Risi Kondor^{†}, Hy Truong Son^{†}, Horace Pan^{†}, Brandon M. Anderson^{†}, Shubhendu Trivedi^{†}, International Conference on Learning Representaions (ICLR)  WS , 2018 arXiv preprint arXiv:1801.02144 [Code] ^{†} Author ordering is entirely arbitrary 

Shubhendu Trivedi, Zachary A. Pardos, Neil T. Heffernan, Technical Report., 2015 arXiv preprint arXiv:1509.06163 

Shubhendu Trivedi, David McAllester, Gregory Shakhnarovich, Advances in Neural Information Processing Systems 27 (NeurIPS), 2014 

Shubhendu Trivedi, Jialei Wang, Samory Kpotufe, Gregory Shakhnarovich, Uncertainty in Artificial Intelligence (UAI), 2014 

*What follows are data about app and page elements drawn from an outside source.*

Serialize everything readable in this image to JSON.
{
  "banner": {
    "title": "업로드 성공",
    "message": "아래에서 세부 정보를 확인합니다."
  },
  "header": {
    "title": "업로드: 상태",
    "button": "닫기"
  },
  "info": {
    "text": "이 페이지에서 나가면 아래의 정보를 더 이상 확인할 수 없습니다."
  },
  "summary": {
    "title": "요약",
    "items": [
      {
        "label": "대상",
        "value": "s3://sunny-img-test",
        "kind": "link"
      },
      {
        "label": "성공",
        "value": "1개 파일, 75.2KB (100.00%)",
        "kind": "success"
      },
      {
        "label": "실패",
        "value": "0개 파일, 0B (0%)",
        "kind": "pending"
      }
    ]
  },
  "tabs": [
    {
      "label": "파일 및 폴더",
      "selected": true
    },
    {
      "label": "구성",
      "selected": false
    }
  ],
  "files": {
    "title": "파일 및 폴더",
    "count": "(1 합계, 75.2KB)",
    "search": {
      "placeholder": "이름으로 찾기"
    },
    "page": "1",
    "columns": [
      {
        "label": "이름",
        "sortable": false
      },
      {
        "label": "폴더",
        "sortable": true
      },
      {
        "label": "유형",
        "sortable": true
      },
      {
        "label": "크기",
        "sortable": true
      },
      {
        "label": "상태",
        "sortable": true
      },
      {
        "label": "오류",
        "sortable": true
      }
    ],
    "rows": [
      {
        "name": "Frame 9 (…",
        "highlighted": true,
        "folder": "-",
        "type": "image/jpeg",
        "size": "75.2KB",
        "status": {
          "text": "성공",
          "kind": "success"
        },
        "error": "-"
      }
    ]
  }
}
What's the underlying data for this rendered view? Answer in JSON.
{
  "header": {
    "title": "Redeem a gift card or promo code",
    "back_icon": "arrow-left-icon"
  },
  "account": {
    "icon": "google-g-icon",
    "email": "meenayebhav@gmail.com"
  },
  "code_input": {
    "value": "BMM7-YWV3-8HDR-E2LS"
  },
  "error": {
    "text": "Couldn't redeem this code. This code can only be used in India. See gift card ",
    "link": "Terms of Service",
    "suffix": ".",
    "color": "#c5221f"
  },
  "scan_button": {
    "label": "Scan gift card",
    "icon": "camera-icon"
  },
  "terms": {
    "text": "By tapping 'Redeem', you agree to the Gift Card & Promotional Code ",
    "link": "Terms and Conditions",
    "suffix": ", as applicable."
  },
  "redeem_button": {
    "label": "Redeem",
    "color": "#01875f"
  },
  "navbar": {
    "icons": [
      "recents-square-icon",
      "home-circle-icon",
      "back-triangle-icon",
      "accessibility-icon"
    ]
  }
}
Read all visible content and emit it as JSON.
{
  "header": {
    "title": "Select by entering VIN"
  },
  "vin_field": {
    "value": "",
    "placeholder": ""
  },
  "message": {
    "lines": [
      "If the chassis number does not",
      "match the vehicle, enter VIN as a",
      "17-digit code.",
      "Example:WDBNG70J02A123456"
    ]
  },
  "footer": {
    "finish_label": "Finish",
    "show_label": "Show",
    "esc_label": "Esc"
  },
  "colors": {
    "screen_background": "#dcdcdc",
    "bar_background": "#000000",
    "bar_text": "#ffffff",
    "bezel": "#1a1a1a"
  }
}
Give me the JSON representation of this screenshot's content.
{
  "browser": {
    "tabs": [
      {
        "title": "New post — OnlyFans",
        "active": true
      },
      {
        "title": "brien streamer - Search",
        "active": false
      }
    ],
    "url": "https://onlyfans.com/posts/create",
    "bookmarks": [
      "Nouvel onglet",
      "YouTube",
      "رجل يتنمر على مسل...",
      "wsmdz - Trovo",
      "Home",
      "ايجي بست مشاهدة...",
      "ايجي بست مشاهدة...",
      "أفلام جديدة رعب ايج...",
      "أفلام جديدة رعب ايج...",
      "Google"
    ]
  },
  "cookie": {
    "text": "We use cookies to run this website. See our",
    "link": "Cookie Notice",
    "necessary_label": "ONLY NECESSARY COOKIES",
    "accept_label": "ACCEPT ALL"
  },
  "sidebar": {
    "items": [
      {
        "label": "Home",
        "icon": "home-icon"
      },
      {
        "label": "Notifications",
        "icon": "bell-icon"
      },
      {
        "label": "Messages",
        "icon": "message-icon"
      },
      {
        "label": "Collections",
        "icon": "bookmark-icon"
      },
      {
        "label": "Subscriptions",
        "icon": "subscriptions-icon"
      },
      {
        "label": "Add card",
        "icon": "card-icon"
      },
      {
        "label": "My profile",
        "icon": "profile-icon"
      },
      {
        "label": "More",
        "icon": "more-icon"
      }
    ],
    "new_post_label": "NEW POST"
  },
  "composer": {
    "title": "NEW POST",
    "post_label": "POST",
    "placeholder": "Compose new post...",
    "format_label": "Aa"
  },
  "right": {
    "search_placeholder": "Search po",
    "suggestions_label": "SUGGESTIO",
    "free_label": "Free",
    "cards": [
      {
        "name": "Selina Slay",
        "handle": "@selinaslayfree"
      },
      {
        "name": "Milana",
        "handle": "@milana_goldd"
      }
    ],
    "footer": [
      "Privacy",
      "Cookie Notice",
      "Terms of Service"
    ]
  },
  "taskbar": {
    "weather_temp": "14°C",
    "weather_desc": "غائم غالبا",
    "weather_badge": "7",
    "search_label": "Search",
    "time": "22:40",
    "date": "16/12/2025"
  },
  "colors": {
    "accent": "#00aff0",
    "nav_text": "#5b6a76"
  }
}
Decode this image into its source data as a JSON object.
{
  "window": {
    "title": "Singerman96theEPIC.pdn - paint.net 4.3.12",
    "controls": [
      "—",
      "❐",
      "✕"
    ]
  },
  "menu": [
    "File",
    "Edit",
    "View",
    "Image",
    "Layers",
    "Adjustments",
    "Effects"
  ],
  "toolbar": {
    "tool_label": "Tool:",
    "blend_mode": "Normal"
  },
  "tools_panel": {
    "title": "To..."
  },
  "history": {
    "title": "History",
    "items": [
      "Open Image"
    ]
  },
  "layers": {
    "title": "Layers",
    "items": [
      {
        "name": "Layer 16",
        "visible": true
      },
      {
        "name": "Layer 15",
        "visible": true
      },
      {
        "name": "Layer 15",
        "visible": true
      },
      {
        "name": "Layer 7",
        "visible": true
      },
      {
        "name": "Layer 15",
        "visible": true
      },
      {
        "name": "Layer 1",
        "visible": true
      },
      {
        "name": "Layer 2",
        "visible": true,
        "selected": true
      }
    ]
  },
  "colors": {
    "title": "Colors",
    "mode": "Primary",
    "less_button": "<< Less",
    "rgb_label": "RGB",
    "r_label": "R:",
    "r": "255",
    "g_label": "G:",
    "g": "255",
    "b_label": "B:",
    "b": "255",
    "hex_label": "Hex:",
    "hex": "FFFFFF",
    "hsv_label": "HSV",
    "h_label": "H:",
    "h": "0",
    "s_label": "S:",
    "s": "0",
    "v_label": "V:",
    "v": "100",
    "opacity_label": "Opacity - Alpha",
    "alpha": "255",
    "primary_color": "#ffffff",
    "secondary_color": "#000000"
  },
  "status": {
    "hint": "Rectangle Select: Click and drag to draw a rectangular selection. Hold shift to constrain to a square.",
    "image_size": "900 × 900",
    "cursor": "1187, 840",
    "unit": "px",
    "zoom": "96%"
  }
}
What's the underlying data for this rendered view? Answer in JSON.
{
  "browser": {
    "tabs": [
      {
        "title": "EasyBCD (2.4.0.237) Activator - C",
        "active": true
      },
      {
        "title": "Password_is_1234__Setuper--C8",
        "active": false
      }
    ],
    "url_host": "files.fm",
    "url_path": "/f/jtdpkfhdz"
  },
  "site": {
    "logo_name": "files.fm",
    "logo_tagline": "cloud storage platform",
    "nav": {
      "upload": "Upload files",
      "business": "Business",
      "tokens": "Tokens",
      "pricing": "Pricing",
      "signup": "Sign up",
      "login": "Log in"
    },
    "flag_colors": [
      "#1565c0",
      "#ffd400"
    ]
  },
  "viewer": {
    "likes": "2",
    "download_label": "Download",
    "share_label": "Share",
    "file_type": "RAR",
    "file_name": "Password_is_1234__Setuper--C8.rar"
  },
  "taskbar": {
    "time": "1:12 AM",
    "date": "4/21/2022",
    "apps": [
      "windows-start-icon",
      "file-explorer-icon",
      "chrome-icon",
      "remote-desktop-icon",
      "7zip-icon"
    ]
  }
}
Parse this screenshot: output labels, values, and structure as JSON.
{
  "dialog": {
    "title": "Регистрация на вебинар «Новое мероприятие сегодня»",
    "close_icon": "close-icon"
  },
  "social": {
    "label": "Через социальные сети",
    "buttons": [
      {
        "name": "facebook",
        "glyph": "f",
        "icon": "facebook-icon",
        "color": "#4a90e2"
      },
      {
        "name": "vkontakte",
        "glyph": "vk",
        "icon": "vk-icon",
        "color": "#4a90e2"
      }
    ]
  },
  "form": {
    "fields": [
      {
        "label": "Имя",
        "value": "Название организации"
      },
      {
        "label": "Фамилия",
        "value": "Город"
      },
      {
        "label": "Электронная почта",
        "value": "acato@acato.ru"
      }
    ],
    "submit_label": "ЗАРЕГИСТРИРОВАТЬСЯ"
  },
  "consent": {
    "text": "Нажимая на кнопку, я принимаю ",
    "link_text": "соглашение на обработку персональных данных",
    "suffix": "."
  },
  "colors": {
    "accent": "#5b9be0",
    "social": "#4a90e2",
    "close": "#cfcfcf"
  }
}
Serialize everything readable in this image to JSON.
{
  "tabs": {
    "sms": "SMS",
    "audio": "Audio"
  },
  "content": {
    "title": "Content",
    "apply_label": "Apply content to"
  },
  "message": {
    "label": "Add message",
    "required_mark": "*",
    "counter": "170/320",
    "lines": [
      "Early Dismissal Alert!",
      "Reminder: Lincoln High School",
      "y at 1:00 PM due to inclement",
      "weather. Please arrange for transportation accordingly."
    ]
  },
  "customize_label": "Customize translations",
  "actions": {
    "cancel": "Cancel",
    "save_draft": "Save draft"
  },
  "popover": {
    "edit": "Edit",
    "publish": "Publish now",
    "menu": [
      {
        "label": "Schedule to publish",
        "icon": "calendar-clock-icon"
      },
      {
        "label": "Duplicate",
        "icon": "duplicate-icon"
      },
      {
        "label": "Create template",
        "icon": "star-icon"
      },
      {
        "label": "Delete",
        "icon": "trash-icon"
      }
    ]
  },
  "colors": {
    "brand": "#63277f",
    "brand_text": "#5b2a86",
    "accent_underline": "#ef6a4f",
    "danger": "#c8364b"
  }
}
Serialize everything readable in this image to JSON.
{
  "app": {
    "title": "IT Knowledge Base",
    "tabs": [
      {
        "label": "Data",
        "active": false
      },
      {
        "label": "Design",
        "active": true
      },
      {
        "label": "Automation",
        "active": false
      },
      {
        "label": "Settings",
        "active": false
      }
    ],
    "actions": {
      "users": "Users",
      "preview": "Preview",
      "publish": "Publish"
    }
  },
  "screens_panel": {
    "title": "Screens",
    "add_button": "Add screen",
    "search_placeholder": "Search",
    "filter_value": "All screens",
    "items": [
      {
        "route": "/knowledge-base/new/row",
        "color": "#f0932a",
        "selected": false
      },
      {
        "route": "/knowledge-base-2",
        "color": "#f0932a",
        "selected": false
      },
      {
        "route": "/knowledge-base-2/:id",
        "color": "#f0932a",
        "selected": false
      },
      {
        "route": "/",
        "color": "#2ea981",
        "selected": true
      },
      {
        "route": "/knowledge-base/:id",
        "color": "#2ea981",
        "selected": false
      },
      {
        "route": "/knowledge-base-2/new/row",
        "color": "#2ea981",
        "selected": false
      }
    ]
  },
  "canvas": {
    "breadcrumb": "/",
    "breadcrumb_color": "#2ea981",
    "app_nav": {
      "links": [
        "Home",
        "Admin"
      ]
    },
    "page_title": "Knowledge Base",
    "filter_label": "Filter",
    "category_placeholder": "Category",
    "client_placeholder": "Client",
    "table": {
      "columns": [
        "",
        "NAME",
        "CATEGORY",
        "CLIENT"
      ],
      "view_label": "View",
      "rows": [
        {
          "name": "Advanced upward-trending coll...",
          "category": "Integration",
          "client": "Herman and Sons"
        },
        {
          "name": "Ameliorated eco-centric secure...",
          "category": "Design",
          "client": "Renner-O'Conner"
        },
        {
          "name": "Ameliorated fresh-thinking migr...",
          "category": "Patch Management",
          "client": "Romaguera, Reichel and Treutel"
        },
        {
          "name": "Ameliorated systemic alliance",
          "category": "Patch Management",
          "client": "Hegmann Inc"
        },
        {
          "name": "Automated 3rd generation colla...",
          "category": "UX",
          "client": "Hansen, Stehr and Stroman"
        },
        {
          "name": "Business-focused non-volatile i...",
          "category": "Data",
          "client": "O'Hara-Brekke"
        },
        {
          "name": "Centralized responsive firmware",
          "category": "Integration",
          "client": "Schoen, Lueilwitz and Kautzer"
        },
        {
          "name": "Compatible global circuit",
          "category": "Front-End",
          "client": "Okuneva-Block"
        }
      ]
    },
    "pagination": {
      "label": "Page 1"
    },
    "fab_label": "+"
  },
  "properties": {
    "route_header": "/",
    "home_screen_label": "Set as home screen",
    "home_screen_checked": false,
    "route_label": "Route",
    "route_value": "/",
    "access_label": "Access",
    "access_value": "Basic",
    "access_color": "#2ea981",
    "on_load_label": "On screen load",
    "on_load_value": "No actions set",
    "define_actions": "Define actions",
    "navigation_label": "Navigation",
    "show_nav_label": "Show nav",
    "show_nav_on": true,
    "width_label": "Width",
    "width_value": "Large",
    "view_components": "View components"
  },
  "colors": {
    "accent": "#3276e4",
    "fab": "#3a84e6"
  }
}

Fei Song, Shubhendu Trivedi, Yutao Wang, Gábor N. Sárközy, Neil T. Heffernan, AAAI FLAIRS, 2013 

Shubhendu Trivedi, M.S. Thesis , 2012 WPI ETD043012104639 

Gábor N. Sárközy^{†}, Fei Song^{†}, Endre Szemerédi^{†}, Shubhendu Trivedi^{†}, Technical Report WPICSTR1205, 2012 arXiv preprint arXiv:1209.6540 ^{†} denotes alphabetical author ordering 

Zachary A. Pardos, Shubhendu Trivedi, Neil T. Heffernan, Gábor N. Sárközy, Intelligent Tutoring Systems (ITS), 2012 

Shubhendu Trivedi, Zachary A. Pardos, Gábor N. Sárközy, Neil T. Heffernan, Educational Data Mining (EDM), 2012 International Educational Data Mining Society 

Zachary A. Pardos, Qingyang Wang, Shubhendu Trivedi, Educational Data Mining (EDM), 2012 International Educational Data Mining Society 

Shubhendu Trivedi, Zachary A. Pardos, Neil T. Heffernan, Educational Data Mining (EDM), 2011 International Educational Data Mining Society 

Shubhendu Trivedi, Zachary A. Pardos, Neil T. Heffernan, Artificial Intelligence in Education (AIED), 2011 
Patents
Theses & etc.
Teaching
Service and other activities
Refereeing activities: I referee roughly 50 papers a year from various venues in machine learning, computational physics, computational and applied mathematics, experimental mathematics, information theory and applied statistics. These venues include the following:Invited Talks